Family therapy or couples therapy using CBT techniques can also be applied to individuals who are in a codependent relationship in order to get them to adopt the realistic approach to the nature of their relationship, define their interactions in a mutually satisfying way, and allow both partners to develop a sense of self and a feeling of self-worth. These types of interventions are most likely relatively common in family and marriage therapy situations, and it may well be that the term codependent is not even used by the therapist to describe the situation in a good number of these cases.
A group known as Codependents Anonymous follows a 12-Step approach to codependency similar to the 12-Step approach used in Alcoholics Anonymous, Narcotics Anonymous, etc. Other treatment approaches may include medication management for individuals who have serious issues with depression, anxiety, and personality disorders.
The substance abuse aspect of the treatment for the individual in the codependent relationship with a substance use disorder would follow the traditional standard substance use disorder treatment approach. It would consist of withdrawal management if needed, counseling and therapy, social support, family support, and long-term aftercare.
Is Codependency a Disorder?
Despite what some sources claim, codependency is not a recognized psychological or psychiatric disorder. The actual list of the symptoms of codependency are quite varied and in many cases considered to be questionable in terms of their clinical utility. There was a movement to have codependency listed as codependency personality disorder in an earlier version of the Diagnostic and Statistical Manual of Mental Disorders (DSM-III-R); however, codependency did not meet the formal criteria for inclusion as a formal disorder for the diagnostic manual. They were not enough well-designed research investigations to identify codependency as any type of syndrome.

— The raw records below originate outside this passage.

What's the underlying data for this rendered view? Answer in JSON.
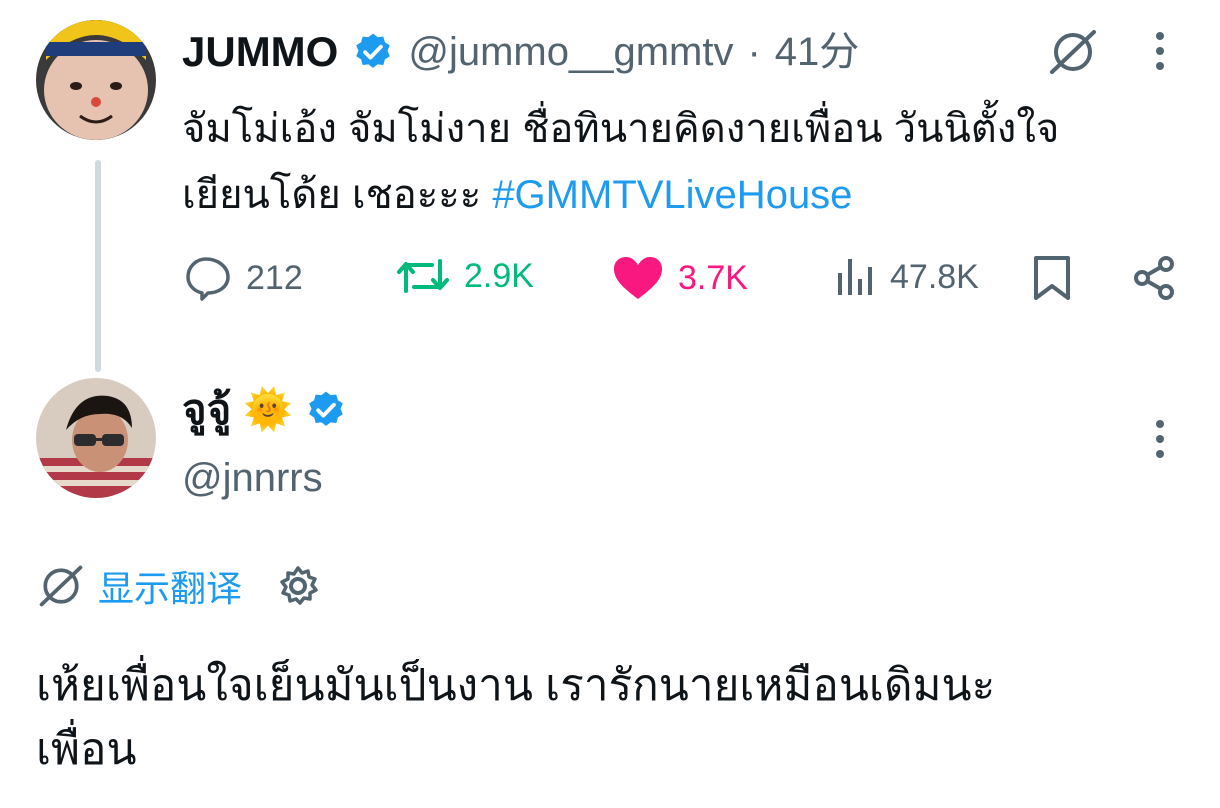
{
  "tweet": {
    "author_name": "JUMMO",
    "author_handle": "@jummo__gmmtv",
    "separator": "·",
    "time": "41分",
    "text_line1": "จัมโม่เอ้ง จัมโม่งาย ชื่อทินายคิดงายเพื่อน วันนิตั้งใจ",
    "text_line2_prefix": "เยียนโด้ย เชอะะะ ",
    "hashtag": "#GMMTVLiveHouse",
    "stats": {
      "replies": "212",
      "retweets": "2.9K",
      "likes": "3.7K",
      "views": "47.8K"
    }
  },
  "reply": {
    "author_name": "จูจู้",
    "author_emoji": "🌞",
    "author_handle": "@jnnrrs",
    "translate_label": "显示翻译",
    "text_line1": "เห้ยเพื่อนใจเย็นมันเป็นงาน เรารักนายเหมือนเดิมนะ",
    "text_line2": "เพื่อน"
  },
  "colors": {
    "accent_blue": "#1d9bf0",
    "retweet_green": "#00ba7c",
    "like_pink": "#f91880",
    "muted": "#536471",
    "thread_line": "#cfd9de"
  },
  "icons": [
    "verified-badge-icon",
    "translate-icon",
    "more-icon",
    "reply-icon",
    "retweet-icon",
    "heart-icon",
    "views-icon",
    "bookmark-icon",
    "share-icon",
    "settings-icon"
  ]
}
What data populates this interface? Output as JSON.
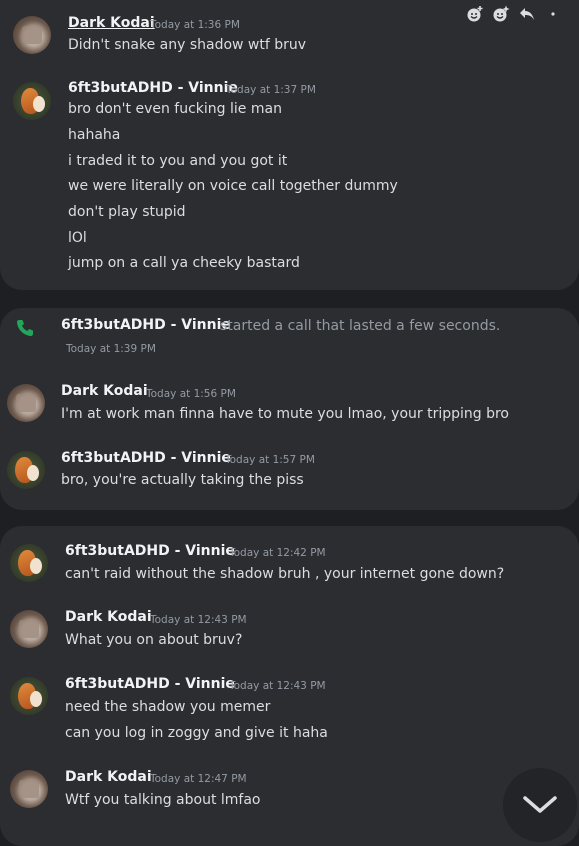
{
  "colors": {
    "background": "#1e1f22",
    "card": "#2b2d31",
    "call_icon": "#23a55a",
    "timestamp": "#949ba4"
  },
  "toolbar": {
    "icons": [
      "add-reaction-icon",
      "add-super-reaction-icon",
      "reply-icon",
      "more-icon"
    ]
  },
  "group1": {
    "msg1": {
      "author": "Dark Kodai",
      "timestamp": "Today at 1:36 PM",
      "lines": [
        "Didn't snake any shadow wtf bruv"
      ]
    },
    "msg2": {
      "author": "6ft3butADHD - Vinnie",
      "timestamp": "Today at 1:37 PM",
      "lines": [
        "bro don't even fucking lie man",
        "hahaha",
        "i traded it to you and you got it",
        "we were literally on voice call together dummy",
        "don't play stupid",
        "lOl",
        "jump on a call ya cheeky bastard"
      ]
    }
  },
  "group2": {
    "call": {
      "author": "6ft3butADHD - Vinnie",
      "text": "started a call that lasted a few seconds.",
      "timestamp": "Today at 1:39 PM"
    },
    "msg1": {
      "author": "Dark Kodai",
      "timestamp": "Today at 1:56 PM",
      "lines": [
        "I'm at work man finna have to mute you lmao, your tripping bro"
      ]
    },
    "msg2": {
      "author": "6ft3butADHD - Vinnie",
      "timestamp": "Today at 1:57 PM",
      "lines": [
        "bro, you're actually taking the piss"
      ]
    }
  },
  "group3": {
    "msg1": {
      "author": "6ft3butADHD - Vinnie",
      "timestamp": "Today at 12:42 PM",
      "lines": [
        "can't raid without the shadow bruh , your internet gone down?"
      ]
    },
    "msg2": {
      "author": "Dark Kodai",
      "timestamp": "Today at 12:43 PM",
      "lines": [
        "What you on about bruv?"
      ]
    },
    "msg3": {
      "author": "6ft3butADHD - Vinnie",
      "timestamp": "Today at 12:43 PM",
      "lines": [
        "need the shadow you memer",
        "can you log in zoggy and give it haha"
      ]
    },
    "msg4": {
      "author": "Dark Kodai",
      "timestamp": "Today at 12:47 PM",
      "lines": [
        "Wtf you talking about lmfao"
      ]
    }
  }
}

The list of symptoms above describing the aspects of codependency do coincide with other known personality disorders that are currently in the Diagnostic and Statistical Manual of Mental Disorders – Fifth Edition, such as dependent personality disorder and borderline personality disorder; however, there is no formal diagnosis of codependency or a codependency personality disorder (codependency disorder) in any of the accepted diagnostic manuals used in the United States.

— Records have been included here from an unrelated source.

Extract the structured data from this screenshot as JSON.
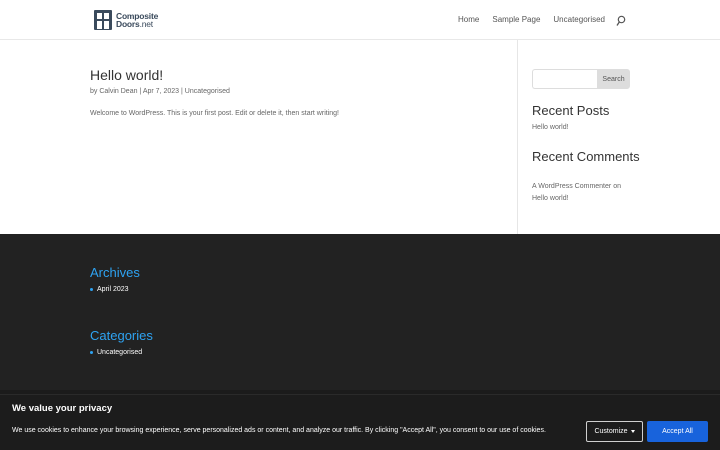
{
  "header": {
    "logo": {
      "line1": "Composite",
      "line2": "Doors",
      "tld": ".net"
    },
    "nav": [
      "Home",
      "Sample Page",
      "Uncategorised"
    ]
  },
  "post": {
    "title": "Hello world!",
    "meta": {
      "by": "by",
      "author": "Calvin Dean",
      "sep": "|",
      "date": "Apr 7, 2023",
      "category": "Uncategorised"
    },
    "excerpt": "Welcome to WordPress. This is your first post. Edit or delete it, then start writing!"
  },
  "sidebar": {
    "search": {
      "placeholder": "",
      "button": "Search"
    },
    "recent_posts": {
      "title": "Recent Posts",
      "items": [
        "Hello world!"
      ]
    },
    "recent_comments": {
      "title": "Recent Comments",
      "author": "A WordPress Commenter",
      "on": "on",
      "post": "Hello world!"
    }
  },
  "footer": {
    "archives": {
      "title": "Archives",
      "items": [
        "April 2023"
      ]
    },
    "categories": {
      "title": "Categories",
      "items": [
        "Uncategorised"
      ]
    }
  },
  "cookie_banner": {
    "title": "We value your privacy",
    "text": "We use cookies to enhance your browsing experience, serve personalized ads or content, and analyze our traffic. By clicking \"Accept All\", you consent to our use of cookies.",
    "customize": "Customize",
    "accept": "Accept All"
  },
  "colors": {
    "accent": "#2ea3f2",
    "footer_bg": "#222222",
    "accept_button": "#1863dc"
  }
}
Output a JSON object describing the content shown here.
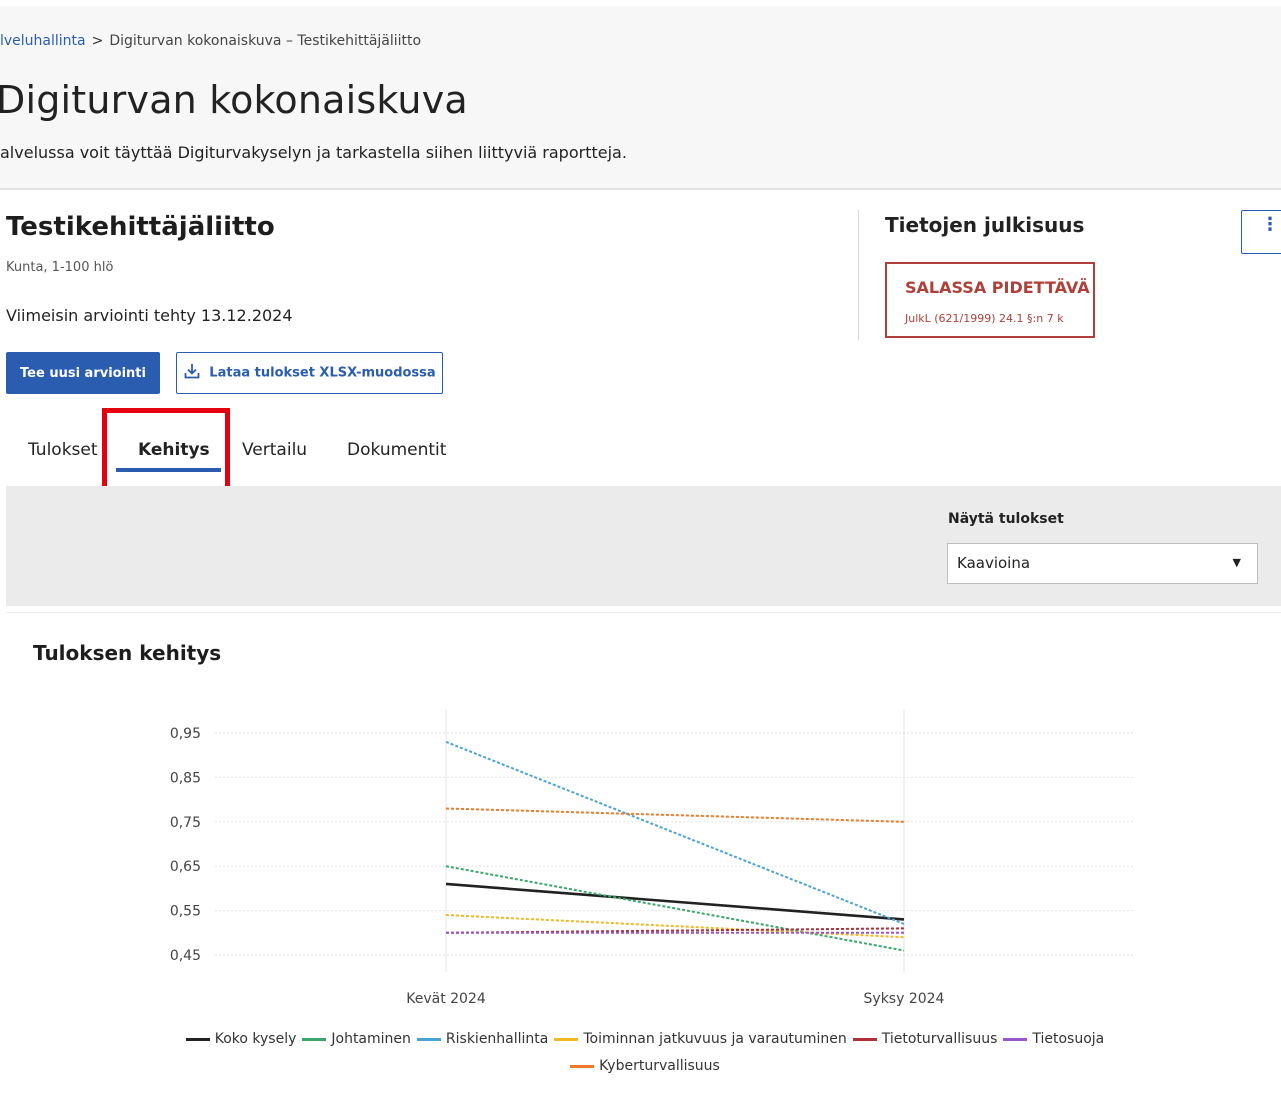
{
  "header": {
    "breadcrumb": {
      "parent": "lveluhallinta",
      "separator": ">",
      "current": "Digiturvan kokonaiskuva – Testikehittäjäliitto"
    },
    "title": "Digiturvan kokonaiskuva",
    "lead": "alvelussa voit täyttää Digiturvakyselyn ja tarkastella siihen liittyviä raportteja."
  },
  "org": {
    "name": "Testikehittäjäliitto",
    "subtitle": "Kunta, 1-100 hlö",
    "last_assessment": "Viimeisin arviointi tehty 13.12.2024"
  },
  "publicity": {
    "title": "Tietojen julkisuus",
    "label": "SALASSA PIDETTÄVÄ",
    "law": "JulkL (621/1999) 24.1 §:n 7 k"
  },
  "actions": {
    "new_assessment": "Tee uusi arviointi",
    "download_xlsx": "Lataa tulokset XLSX-muodossa"
  },
  "tabs": [
    {
      "label": "Tulokset",
      "active": false
    },
    {
      "label": "Kehitys",
      "active": true
    },
    {
      "label": "Vertailu",
      "active": false
    },
    {
      "label": "Dokumentit",
      "active": false
    }
  ],
  "filter": {
    "label": "Näytä tulokset",
    "value": "Kaavioina"
  },
  "chart_section": {
    "title": "Tuloksen kehitys"
  },
  "chart_data": {
    "type": "line",
    "title": "Tuloksen kehitys",
    "x": [
      "Kevät 2024",
      "Syksy 2024"
    ],
    "ytick_labels": [
      "0,95",
      "0,85",
      "0,75",
      "0,65",
      "0,55",
      "0,45"
    ],
    "yticks": [
      0.95,
      0.85,
      0.75,
      0.65,
      0.55,
      0.45
    ],
    "ylim": [
      0.45,
      0.95
    ],
    "grid": true,
    "legend_position": "bottom",
    "series": [
      {
        "name": "Koko kysely",
        "values": [
          0.61,
          0.53
        ],
        "color": "#222222",
        "dashed": false
      },
      {
        "name": "Johtaminen",
        "values": [
          0.65,
          0.46
        ],
        "color": "#3aa66b",
        "dashed": true
      },
      {
        "name": "Riskienhallinta",
        "values": [
          0.93,
          0.52
        ],
        "color": "#4aa3d8",
        "dashed": true
      },
      {
        "name": "Toiminnan jatkuvuus ja varautuminen",
        "values": [
          0.54,
          0.49
        ],
        "color": "#f2b824",
        "dashed": true
      },
      {
        "name": "Tietoturvallisuus",
        "values": [
          0.5,
          0.51
        ],
        "color": "#b0303a",
        "dashed": true
      },
      {
        "name": "Tietosuoja",
        "values": [
          0.5,
          0.5
        ],
        "color": "#9a56c8",
        "dashed": true
      },
      {
        "name": "Kyberturvallisuus",
        "values": [
          0.78,
          0.75
        ],
        "color": "#f07a2a",
        "dashed": true
      }
    ]
  }
}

Instead, codependency may exist as an aspect of relationships that occur in individuals who are diagnosed with other types of psychological/psychiatric disorders, such as borderline personality disorder or dependent personality disorder. In other cases, it may represent a subclinical style of interacting in relationships that is based on a number of other variables, such as upbringing, expectations, and past experience with others in relationships. This means that individuals deemed as being codependent may display certain types of dysfunctional behaviors, but these are not considered to be consistent enough across relatively large numbers of individuals to warrant a formal diagnostic category.